┌──

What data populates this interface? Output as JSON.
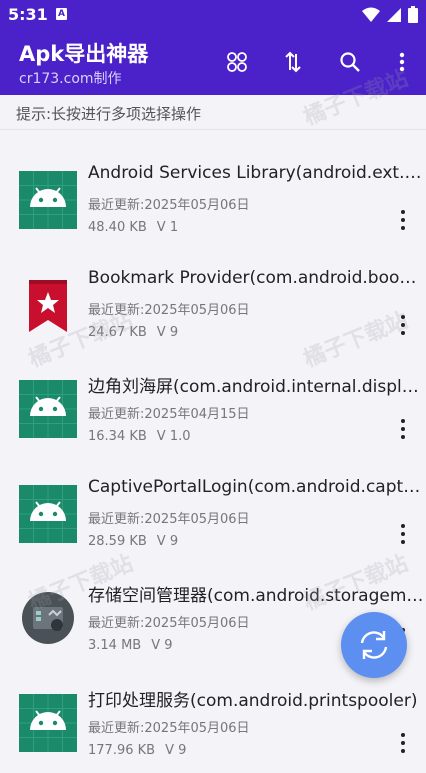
{
  "status_bar": {
    "time": "5:31",
    "notification_badge": "A"
  },
  "app_bar": {
    "title": "Apk导出神器",
    "subtitle": "cr173.com制作",
    "actions": [
      "grid-view-icon",
      "sort-icon",
      "search-icon",
      "more-vert-icon"
    ]
  },
  "hint": "提示:长按进行多项选择操作",
  "apps": [
    {
      "name": "Android Services Library(android.ext.services)",
      "date": "最近更新:2025年05月06日",
      "size": "48.40 KB",
      "version": "V 1",
      "icon": "android-icon"
    },
    {
      "name": "Bookmark Provider(com.android.bookmarkprovider)",
      "date": "最近更新:2025年05月06日",
      "size": "24.67 KB",
      "version": "V 9",
      "icon": "bookmark-icon"
    },
    {
      "name": "边角刘海屏(com.android.internal.display.cutout)",
      "date": "最近更新:2025年04月15日",
      "size": "16.34 KB",
      "version": "V 1.0",
      "icon": "android-icon"
    },
    {
      "name": "CaptivePortalLogin(com.android.captiveportallogin)",
      "date": "最近更新:2025年05月06日",
      "size": "28.59 KB",
      "version": "V 9",
      "icon": "android-icon"
    },
    {
      "name": "存储空间管理器(com.android.storagemanager)",
      "date": "最近更新:2025年05月06日",
      "size": "3.14 MB",
      "version": "V 9",
      "icon": "storage-manager-icon"
    },
    {
      "name": "打印处理服务(com.android.printspooler)",
      "date": "最近更新:2025年05月06日",
      "size": "177.96 KB",
      "version": "V 9",
      "icon": "android-icon"
    }
  ],
  "fab": {
    "icon": "refresh-icon"
  },
  "watermark": "橘子下载站",
  "colors": {
    "app_bar": "#4b22c9",
    "fab": "#5d8ff0",
    "android_icon_bg": "#1a8a6a"
  }
}
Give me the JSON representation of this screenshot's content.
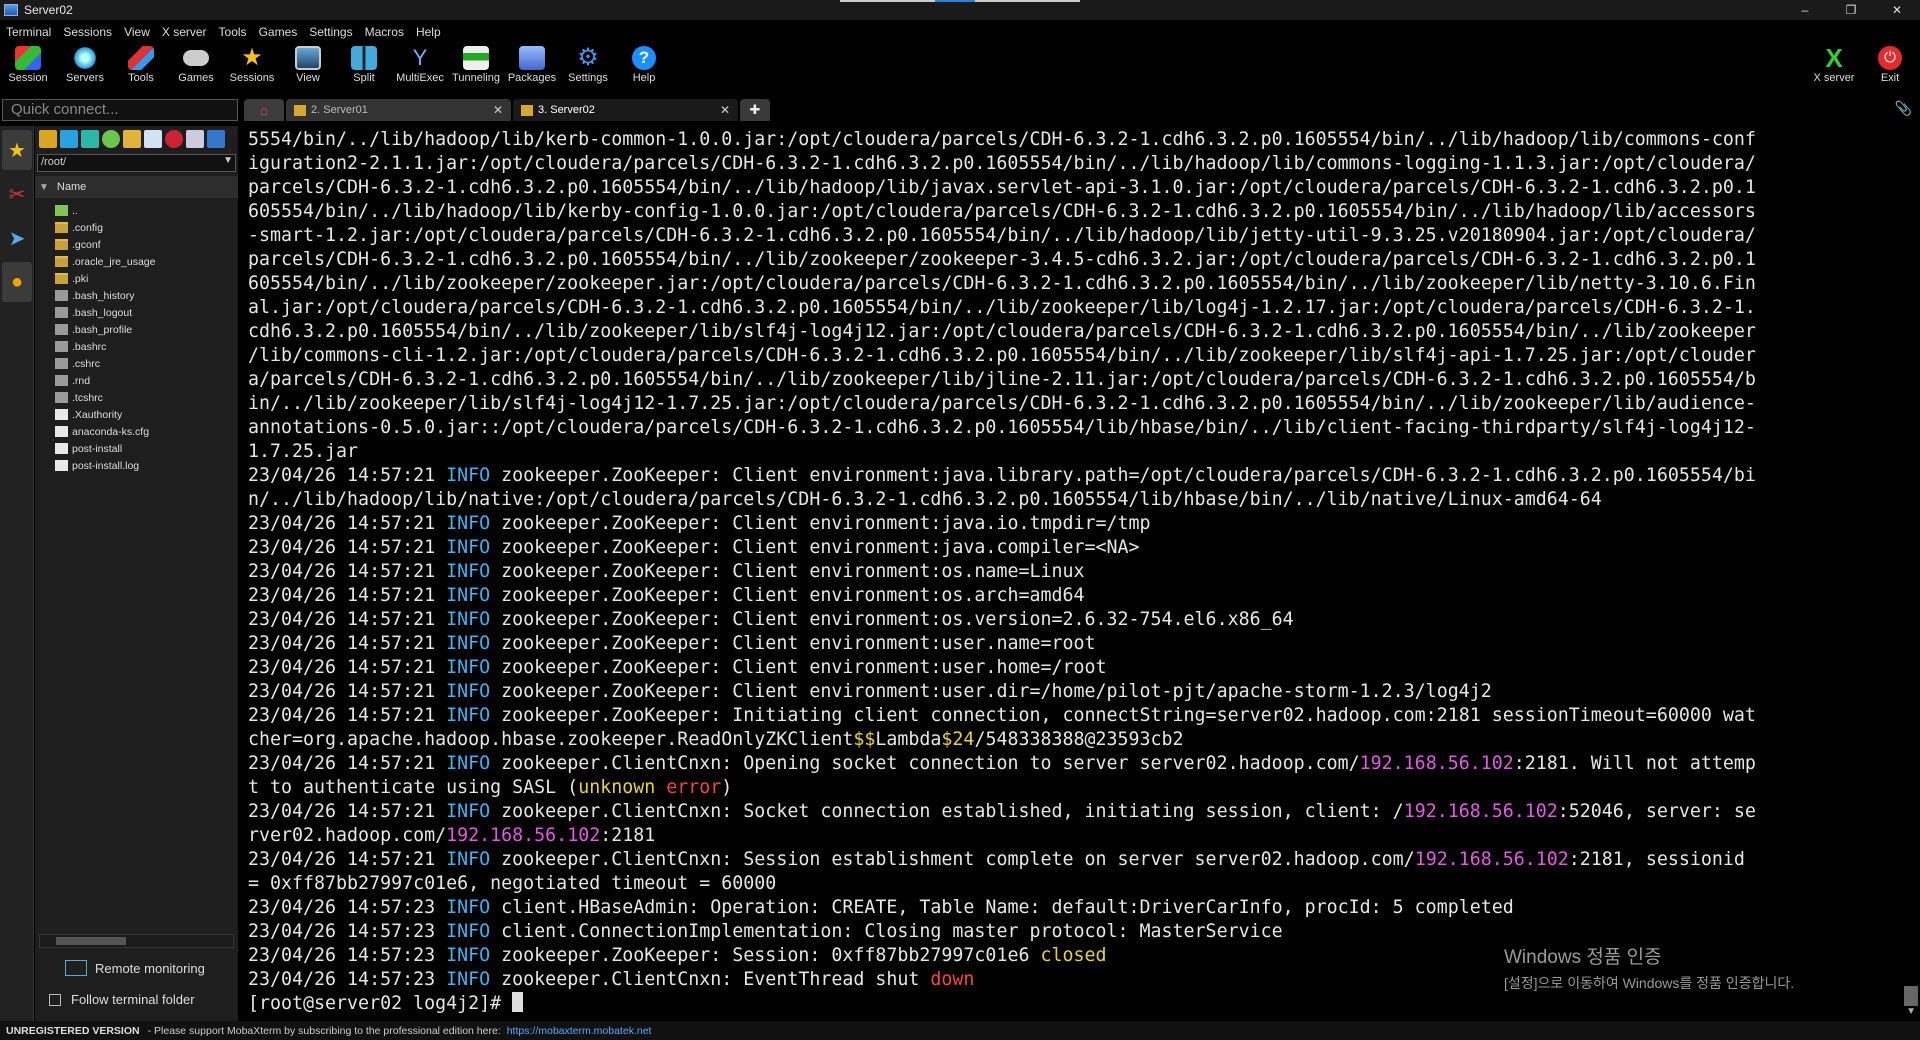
{
  "window": {
    "title": "Server02",
    "controls": [
      "–",
      "❐",
      "✕"
    ]
  },
  "menu": [
    "Terminal",
    "Sessions",
    "View",
    "X server",
    "Tools",
    "Games",
    "Settings",
    "Macros",
    "Help"
  ],
  "toolbar": {
    "session": "Session",
    "servers": "Servers",
    "tools": "Tools",
    "games": "Games",
    "sessions": "Sessions",
    "view": "View",
    "split": "Split",
    "multiexec": "MultiExec",
    "tunneling": "Tunneling",
    "packages": "Packages",
    "settings": "Settings",
    "help": "Help",
    "xserver": "X server",
    "exit": "Exit"
  },
  "quick_connect": {
    "placeholder": "Quick connect..."
  },
  "sidebar": {
    "path": "/root/",
    "column_name": "Name",
    "files": [
      {
        "name": "..",
        "type": "up"
      },
      {
        "name": ".config",
        "type": "folder"
      },
      {
        "name": ".gconf",
        "type": "folder"
      },
      {
        "name": ".oracle_jre_usage",
        "type": "folder"
      },
      {
        "name": ".pki",
        "type": "folder"
      },
      {
        "name": ".bash_history",
        "type": "gray"
      },
      {
        "name": ".bash_logout",
        "type": "gray"
      },
      {
        "name": ".bash_profile",
        "type": "gray"
      },
      {
        "name": ".bashrc",
        "type": "gray"
      },
      {
        "name": ".cshrc",
        "type": "gray"
      },
      {
        "name": ".rnd",
        "type": "gray"
      },
      {
        "name": ".tcshrc",
        "type": "gray"
      },
      {
        "name": ".Xauthority",
        "type": "doc"
      },
      {
        "name": "anaconda-ks.cfg",
        "type": "doc"
      },
      {
        "name": "post-install",
        "type": "doc"
      },
      {
        "name": "post-install.log",
        "type": "doc"
      }
    ],
    "remote_monitoring": "Remote monitoring",
    "follow_terminal": "Follow terminal folder"
  },
  "tabs": {
    "server01": "2. Server01",
    "server02": "3. Server02",
    "close": "✕"
  },
  "terminal": {
    "lines": [
      "5554/bin/../lib/hadoop/lib/kerb-common-1.0.0.jar:/opt/cloudera/parcels/CDH-6.3.2-1.cdh6.3.2.p0.1605554/bin/../lib/hadoop/lib/commons-conf",
      "iguration2-2.1.1.jar:/opt/cloudera/parcels/CDH-6.3.2-1.cdh6.3.2.p0.1605554/bin/../lib/hadoop/lib/commons-logging-1.1.3.jar:/opt/cloudera/",
      "parcels/CDH-6.3.2-1.cdh6.3.2.p0.1605554/bin/../lib/hadoop/lib/javax.servlet-api-3.1.0.jar:/opt/cloudera/parcels/CDH-6.3.2-1.cdh6.3.2.p0.1",
      "605554/bin/../lib/hadoop/lib/kerby-config-1.0.0.jar:/opt/cloudera/parcels/CDH-6.3.2-1.cdh6.3.2.p0.1605554/bin/../lib/hadoop/lib/accessors",
      "-smart-1.2.jar:/opt/cloudera/parcels/CDH-6.3.2-1.cdh6.3.2.p0.1605554/bin/../lib/hadoop/lib/jetty-util-9.3.25.v20180904.jar:/opt/cloudera/",
      "parcels/CDH-6.3.2-1.cdh6.3.2.p0.1605554/bin/../lib/zookeeper/zookeeper-3.4.5-cdh6.3.2.jar:/opt/cloudera/parcels/CDH-6.3.2-1.cdh6.3.2.p0.1",
      "605554/bin/../lib/zookeeper/zookeeper.jar:/opt/cloudera/parcels/CDH-6.3.2-1.cdh6.3.2.p0.1605554/bin/../lib/zookeeper/lib/netty-3.10.6.Fin",
      "al.jar:/opt/cloudera/parcels/CDH-6.3.2-1.cdh6.3.2.p0.1605554/bin/../lib/zookeeper/lib/log4j-1.2.17.jar:/opt/cloudera/parcels/CDH-6.3.2-1.",
      "cdh6.3.2.p0.1605554/bin/../lib/zookeeper/lib/slf4j-log4j12.jar:/opt/cloudera/parcels/CDH-6.3.2-1.cdh6.3.2.p0.1605554/bin/../lib/zookeeper",
      "/lib/commons-cli-1.2.jar:/opt/cloudera/parcels/CDH-6.3.2-1.cdh6.3.2.p0.1605554/bin/../lib/zookeeper/lib/slf4j-api-1.7.25.jar:/opt/clouder",
      "a/parcels/CDH-6.3.2-1.cdh6.3.2.p0.1605554/bin/../lib/zookeeper/lib/jline-2.11.jar:/opt/cloudera/parcels/CDH-6.3.2-1.cdh6.3.2.p0.1605554/b",
      "in/../lib/zookeeper/lib/slf4j-log4j12-1.7.25.jar:/opt/cloudera/parcels/CDH-6.3.2-1.cdh6.3.2.p0.1605554/bin/../lib/zookeeper/lib/audience-",
      "annotations-0.5.0.jar::/opt/cloudera/parcels/CDH-6.3.2-1.cdh6.3.2.p0.1605554/lib/hbase/bin/../lib/client-facing-thirdparty/slf4j-log4j12-",
      "1.7.25.jar"
    ],
    "log": [
      {
        "ts": "23/04/26 14:57:21 ",
        "lvl": "INFO",
        "msg": " zookeeper.ZooKeeper: Client environment:java.library.path=/opt/cloudera/parcels/CDH-6.3.2-1.cdh6.3.2.p0.1605554/bi"
      },
      {
        "cont": "n/../lib/hadoop/lib/native:/opt/cloudera/parcels/CDH-6.3.2-1.cdh6.3.2.p0.1605554/lib/hbase/bin/../lib/native/Linux-amd64-64"
      },
      {
        "ts": "23/04/26 14:57:21 ",
        "lvl": "INFO",
        "msg": " zookeeper.ZooKeeper: Client environment:java.io.tmpdir=/tmp"
      },
      {
        "ts": "23/04/26 14:57:21 ",
        "lvl": "INFO",
        "msg": " zookeeper.ZooKeeper: Client environment:java.compiler=<NA>"
      },
      {
        "ts": "23/04/26 14:57:21 ",
        "lvl": "INFO",
        "msg": " zookeeper.ZooKeeper: Client environment:os.name=Linux"
      },
      {
        "ts": "23/04/26 14:57:21 ",
        "lvl": "INFO",
        "msg": " zookeeper.ZooKeeper: Client environment:os.arch=amd64"
      },
      {
        "ts": "23/04/26 14:57:21 ",
        "lvl": "INFO",
        "msg": " zookeeper.ZooKeeper: Client environment:os.version=2.6.32-754.el6.x86_64"
      },
      {
        "ts": "23/04/26 14:57:21 ",
        "lvl": "INFO",
        "msg": " zookeeper.ZooKeeper: Client environment:user.name=root"
      },
      {
        "ts": "23/04/26 14:57:21 ",
        "lvl": "INFO",
        "msg": " zookeeper.ZooKeeper: Client environment:user.home=/root"
      },
      {
        "ts": "23/04/26 14:57:21 ",
        "lvl": "INFO",
        "msg": " zookeeper.ZooKeeper: Client environment:user.dir=/home/pilot-pjt/apache-storm-1.2.3/log4j2"
      },
      {
        "ts": "23/04/26 14:57:21 ",
        "lvl": "INFO",
        "msg": " zookeeper.ZooKeeper: Initiating client connection, connectString=server02.hadoop.com:2181 sessionTimeout=60000 wat"
      },
      {
        "cont_parts": [
          [
            "cher=org.apache.hadoop.hbase.zookeeper.ReadOnlyZKClient",
            ""
          ],
          [
            "$$",
            "yel"
          ],
          [
            "Lambda",
            ""
          ],
          [
            "$24",
            "yel"
          ],
          [
            "/548338388@23593cb2",
            ""
          ]
        ]
      },
      {
        "ts": "23/04/26 14:57:21 ",
        "lvl": "INFO",
        "parts": [
          [
            " zookeeper.ClientCnxn: Opening socket connection to server server02.hadoop.com/",
            ""
          ],
          [
            "192.168.56.102",
            "ip"
          ],
          [
            ":2181. Will not attemp",
            ""
          ]
        ]
      },
      {
        "cont_parts": [
          [
            "t to authenticate using SASL (",
            ""
          ],
          [
            "unknown",
            "yel"
          ],
          [
            " ",
            ""
          ],
          [
            "error",
            "red"
          ],
          [
            ")",
            ""
          ]
        ]
      },
      {
        "ts": "23/04/26 14:57:21 ",
        "lvl": "INFO",
        "parts": [
          [
            " zookeeper.ClientCnxn: Socket connection established, initiating session, client: /",
            ""
          ],
          [
            "192.168.56.102",
            "ip"
          ],
          [
            ":52046, server: se",
            ""
          ]
        ]
      },
      {
        "cont_parts": [
          [
            "rver02.hadoop.com/",
            ""
          ],
          [
            "192.168.56.102",
            "ip"
          ],
          [
            ":2181",
            ""
          ]
        ]
      },
      {
        "ts": "23/04/26 14:57:21 ",
        "lvl": "INFO",
        "parts": [
          [
            " zookeeper.ClientCnxn: Session establishment complete on server server02.hadoop.com/",
            ""
          ],
          [
            "192.168.56.102",
            "ip"
          ],
          [
            ":2181, sessionid",
            ""
          ]
        ]
      },
      {
        "cont": "= 0xff87bb27997c01e6, negotiated timeout = 60000"
      },
      {
        "ts": "23/04/26 14:57:23 ",
        "lvl": "INFO",
        "msg": " client.HBaseAdmin: Operation: CREATE, Table Name: default:DriverCarInfo, procId: 5 completed"
      },
      {
        "ts": "23/04/26 14:57:23 ",
        "lvl": "INFO",
        "msg": " client.ConnectionImplementation: Closing master protocol: MasterService"
      },
      {
        "ts": "23/04/26 14:57:23 ",
        "lvl": "INFO",
        "parts": [
          [
            " zookeeper.ZooKeeper: Session: 0xff87bb27997c01e6 ",
            ""
          ],
          [
            "closed",
            "yel"
          ]
        ]
      },
      {
        "ts": "23/04/26 14:57:23 ",
        "lvl": "INFO",
        "parts": [
          [
            " zookeeper.ClientCnxn: EventThread shut ",
            ""
          ],
          [
            "down",
            "red"
          ]
        ]
      }
    ],
    "prompt": "[root@server02 log4j2]# "
  },
  "watermark": {
    "line1": "Windows 정품 인증",
    "line2": "[설정]으로 이동하여 Windows를 정품 인증합니다."
  },
  "status": {
    "unregistered": "UNREGISTERED VERSION",
    "message": " -  Please support MobaXterm by subscribing to the professional edition here:",
    "link": "https://mobaxterm.mobatek.net"
  },
  "colors": {
    "info": "#3fb0f0",
    "ip": "#e05be0",
    "highlight_yellow": "#e8d23a",
    "highlight_red": "#f04848",
    "accent": "#2a7fd8"
  }
}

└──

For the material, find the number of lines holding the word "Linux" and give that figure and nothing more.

§ **Output of the task**:
2